Work to be completed: Set out each line from the following listing that includes the word "para".

Records provided:
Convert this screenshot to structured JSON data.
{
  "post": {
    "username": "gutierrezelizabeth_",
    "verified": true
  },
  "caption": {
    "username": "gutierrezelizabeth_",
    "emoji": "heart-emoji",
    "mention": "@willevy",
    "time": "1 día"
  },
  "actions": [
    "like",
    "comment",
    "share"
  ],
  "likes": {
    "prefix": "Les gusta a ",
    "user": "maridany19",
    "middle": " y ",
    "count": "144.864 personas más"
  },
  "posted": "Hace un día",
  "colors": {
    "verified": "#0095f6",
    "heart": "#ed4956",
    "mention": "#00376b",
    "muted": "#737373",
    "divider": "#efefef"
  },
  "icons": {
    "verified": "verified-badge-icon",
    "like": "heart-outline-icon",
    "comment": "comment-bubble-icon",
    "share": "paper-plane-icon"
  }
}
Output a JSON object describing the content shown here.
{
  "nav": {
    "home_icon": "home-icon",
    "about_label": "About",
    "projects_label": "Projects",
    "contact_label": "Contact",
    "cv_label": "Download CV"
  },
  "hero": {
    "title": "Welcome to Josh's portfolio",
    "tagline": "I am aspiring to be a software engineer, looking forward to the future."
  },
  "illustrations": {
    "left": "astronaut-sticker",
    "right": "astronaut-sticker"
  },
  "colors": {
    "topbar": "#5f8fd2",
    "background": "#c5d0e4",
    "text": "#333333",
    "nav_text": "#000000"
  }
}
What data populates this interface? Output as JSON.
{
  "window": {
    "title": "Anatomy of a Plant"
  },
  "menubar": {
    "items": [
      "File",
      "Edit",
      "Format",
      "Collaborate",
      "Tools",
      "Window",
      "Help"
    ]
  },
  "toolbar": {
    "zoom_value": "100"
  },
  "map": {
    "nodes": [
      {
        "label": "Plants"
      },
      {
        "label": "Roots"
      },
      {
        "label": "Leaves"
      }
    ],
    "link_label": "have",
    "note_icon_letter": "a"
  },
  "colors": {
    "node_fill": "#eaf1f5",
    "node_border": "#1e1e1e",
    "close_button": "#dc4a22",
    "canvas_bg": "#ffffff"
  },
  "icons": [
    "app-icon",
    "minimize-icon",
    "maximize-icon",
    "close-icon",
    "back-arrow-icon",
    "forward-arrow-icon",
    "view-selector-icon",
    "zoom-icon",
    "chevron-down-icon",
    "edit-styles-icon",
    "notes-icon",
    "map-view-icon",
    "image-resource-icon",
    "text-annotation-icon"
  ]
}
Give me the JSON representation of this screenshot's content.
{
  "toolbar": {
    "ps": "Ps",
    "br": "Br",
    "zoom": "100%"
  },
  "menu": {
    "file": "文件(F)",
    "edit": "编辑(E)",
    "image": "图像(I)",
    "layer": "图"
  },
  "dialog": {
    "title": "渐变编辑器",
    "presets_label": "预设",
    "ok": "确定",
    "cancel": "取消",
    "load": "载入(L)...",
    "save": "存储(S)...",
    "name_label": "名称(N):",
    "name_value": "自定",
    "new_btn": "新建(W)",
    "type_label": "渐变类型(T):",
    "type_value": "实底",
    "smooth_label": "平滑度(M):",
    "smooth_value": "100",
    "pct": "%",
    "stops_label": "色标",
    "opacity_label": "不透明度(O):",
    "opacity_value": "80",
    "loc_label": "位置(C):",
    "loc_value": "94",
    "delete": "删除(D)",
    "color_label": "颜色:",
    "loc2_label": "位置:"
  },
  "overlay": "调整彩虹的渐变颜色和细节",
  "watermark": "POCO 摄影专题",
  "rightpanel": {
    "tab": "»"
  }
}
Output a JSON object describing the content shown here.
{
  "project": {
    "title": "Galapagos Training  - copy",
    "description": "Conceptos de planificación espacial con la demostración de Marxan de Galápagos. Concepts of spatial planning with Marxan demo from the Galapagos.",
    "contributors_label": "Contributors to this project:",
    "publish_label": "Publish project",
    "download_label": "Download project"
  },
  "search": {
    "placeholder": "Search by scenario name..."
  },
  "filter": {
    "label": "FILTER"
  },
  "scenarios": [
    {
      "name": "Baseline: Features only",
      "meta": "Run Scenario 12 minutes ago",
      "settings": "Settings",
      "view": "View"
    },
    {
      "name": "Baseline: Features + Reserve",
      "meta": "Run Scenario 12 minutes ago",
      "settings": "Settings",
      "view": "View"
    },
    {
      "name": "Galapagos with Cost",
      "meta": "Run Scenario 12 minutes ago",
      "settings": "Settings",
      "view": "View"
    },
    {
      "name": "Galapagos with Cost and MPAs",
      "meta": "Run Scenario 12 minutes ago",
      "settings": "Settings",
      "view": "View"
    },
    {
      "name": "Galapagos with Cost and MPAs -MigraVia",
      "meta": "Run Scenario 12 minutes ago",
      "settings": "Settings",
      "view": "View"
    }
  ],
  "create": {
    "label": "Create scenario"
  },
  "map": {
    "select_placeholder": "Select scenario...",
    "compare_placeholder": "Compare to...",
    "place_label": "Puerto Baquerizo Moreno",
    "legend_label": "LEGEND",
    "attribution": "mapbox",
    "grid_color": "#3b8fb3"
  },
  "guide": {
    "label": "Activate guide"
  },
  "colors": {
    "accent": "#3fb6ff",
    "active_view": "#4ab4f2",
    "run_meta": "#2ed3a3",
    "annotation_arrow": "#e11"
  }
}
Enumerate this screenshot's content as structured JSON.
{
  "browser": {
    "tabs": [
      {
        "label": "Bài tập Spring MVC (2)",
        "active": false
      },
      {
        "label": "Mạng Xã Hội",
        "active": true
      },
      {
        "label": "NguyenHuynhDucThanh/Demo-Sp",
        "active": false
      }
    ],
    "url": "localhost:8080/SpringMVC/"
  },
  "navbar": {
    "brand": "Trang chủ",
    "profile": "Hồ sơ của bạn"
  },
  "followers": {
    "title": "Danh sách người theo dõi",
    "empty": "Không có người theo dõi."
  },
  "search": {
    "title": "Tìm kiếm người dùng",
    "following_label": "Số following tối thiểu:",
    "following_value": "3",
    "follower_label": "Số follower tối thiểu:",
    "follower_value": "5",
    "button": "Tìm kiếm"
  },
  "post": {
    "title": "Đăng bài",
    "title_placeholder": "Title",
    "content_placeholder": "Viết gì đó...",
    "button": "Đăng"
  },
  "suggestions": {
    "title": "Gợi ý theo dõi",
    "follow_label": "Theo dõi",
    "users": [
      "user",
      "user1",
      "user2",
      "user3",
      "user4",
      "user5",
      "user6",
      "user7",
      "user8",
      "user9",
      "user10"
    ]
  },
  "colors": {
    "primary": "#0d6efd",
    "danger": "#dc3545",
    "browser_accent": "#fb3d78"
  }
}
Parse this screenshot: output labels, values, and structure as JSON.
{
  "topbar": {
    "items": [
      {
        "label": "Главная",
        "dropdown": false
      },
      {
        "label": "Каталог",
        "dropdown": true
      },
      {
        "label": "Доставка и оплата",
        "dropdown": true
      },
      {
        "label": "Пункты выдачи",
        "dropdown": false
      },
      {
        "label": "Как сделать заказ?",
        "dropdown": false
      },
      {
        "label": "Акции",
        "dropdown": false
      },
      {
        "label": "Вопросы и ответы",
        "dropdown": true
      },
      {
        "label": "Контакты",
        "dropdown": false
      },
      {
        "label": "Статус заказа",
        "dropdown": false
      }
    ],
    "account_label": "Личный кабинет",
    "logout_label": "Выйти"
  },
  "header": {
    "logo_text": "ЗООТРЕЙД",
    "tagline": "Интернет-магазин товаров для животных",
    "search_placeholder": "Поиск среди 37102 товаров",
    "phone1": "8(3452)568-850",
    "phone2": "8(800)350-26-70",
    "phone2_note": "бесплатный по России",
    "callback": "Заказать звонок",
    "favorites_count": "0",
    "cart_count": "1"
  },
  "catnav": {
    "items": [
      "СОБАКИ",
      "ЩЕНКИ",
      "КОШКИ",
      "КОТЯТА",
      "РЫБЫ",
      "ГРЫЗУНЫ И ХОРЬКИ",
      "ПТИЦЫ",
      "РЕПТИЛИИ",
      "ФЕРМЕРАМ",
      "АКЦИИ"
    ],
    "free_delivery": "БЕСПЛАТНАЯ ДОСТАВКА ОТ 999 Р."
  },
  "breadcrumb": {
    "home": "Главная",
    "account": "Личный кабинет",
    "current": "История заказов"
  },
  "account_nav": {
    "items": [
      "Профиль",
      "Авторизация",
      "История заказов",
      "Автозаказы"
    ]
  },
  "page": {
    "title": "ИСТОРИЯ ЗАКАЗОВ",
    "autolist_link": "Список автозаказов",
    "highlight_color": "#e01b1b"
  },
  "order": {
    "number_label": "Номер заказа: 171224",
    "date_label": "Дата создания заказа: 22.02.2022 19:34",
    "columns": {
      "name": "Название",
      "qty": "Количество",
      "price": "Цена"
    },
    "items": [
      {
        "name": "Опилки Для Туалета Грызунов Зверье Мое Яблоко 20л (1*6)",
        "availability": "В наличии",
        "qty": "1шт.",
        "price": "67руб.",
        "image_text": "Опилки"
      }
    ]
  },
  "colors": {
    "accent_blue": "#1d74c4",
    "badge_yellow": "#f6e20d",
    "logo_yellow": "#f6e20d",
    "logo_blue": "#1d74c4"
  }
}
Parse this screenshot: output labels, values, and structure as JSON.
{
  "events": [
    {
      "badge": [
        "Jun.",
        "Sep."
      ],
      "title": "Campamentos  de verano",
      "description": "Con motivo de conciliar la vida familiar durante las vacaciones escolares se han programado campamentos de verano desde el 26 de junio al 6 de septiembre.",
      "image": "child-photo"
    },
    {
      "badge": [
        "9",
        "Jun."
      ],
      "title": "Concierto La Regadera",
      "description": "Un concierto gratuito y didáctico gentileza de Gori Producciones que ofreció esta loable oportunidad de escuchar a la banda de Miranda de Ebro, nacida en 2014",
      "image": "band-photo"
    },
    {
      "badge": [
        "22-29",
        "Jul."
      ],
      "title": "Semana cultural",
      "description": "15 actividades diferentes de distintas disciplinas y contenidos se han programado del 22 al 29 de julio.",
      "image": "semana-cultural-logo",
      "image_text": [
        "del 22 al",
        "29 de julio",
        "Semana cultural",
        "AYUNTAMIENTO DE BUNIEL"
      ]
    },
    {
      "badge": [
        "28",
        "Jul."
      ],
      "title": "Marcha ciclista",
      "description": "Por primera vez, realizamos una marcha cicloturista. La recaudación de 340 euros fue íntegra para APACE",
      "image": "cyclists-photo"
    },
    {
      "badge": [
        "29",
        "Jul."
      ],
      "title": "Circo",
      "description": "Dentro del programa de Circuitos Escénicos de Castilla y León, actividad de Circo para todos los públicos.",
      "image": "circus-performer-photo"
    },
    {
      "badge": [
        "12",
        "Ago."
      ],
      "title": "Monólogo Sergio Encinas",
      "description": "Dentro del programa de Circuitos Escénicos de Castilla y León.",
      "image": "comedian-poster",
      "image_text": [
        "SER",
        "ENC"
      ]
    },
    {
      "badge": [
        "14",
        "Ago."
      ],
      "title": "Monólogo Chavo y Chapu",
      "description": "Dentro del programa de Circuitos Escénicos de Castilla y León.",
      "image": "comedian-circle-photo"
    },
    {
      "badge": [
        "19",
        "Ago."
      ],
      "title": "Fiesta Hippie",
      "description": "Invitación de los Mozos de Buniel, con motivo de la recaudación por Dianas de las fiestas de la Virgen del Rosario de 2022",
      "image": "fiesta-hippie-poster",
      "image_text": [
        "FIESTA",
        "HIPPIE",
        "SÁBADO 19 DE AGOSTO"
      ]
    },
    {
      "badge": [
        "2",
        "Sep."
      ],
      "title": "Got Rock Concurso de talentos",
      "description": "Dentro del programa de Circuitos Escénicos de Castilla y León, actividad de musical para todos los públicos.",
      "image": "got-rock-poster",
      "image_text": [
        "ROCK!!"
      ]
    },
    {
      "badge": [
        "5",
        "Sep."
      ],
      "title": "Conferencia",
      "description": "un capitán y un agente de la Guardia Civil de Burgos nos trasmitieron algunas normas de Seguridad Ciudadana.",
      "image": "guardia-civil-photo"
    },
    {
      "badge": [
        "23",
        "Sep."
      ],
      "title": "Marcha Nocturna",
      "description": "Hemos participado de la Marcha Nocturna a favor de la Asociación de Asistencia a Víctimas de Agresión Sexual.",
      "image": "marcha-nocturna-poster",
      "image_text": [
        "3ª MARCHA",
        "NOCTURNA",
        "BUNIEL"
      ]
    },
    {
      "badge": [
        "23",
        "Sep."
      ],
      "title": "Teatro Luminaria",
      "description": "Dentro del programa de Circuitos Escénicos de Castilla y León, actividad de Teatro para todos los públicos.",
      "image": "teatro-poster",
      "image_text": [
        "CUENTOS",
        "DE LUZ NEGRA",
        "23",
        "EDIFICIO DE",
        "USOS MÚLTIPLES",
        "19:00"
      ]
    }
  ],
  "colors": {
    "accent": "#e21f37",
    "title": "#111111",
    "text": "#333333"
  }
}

Task output:
      "description": "Por primera vez, realizamos una marcha cicloturista. La recaudación de 340 euros fue íntegra para APACE",
      "description": "Dentro del programa de Circuitos Escénicos de Castilla y León, actividad de Circo para todos los públicos.",
      "description": "Dentro del programa de Circuitos Escénicos de Castilla y León, actividad de musical para todos los públicos.",
      "description": "Dentro del programa de Circuitos Escénicos de Castilla y León, actividad de Teatro para todos los públicos.",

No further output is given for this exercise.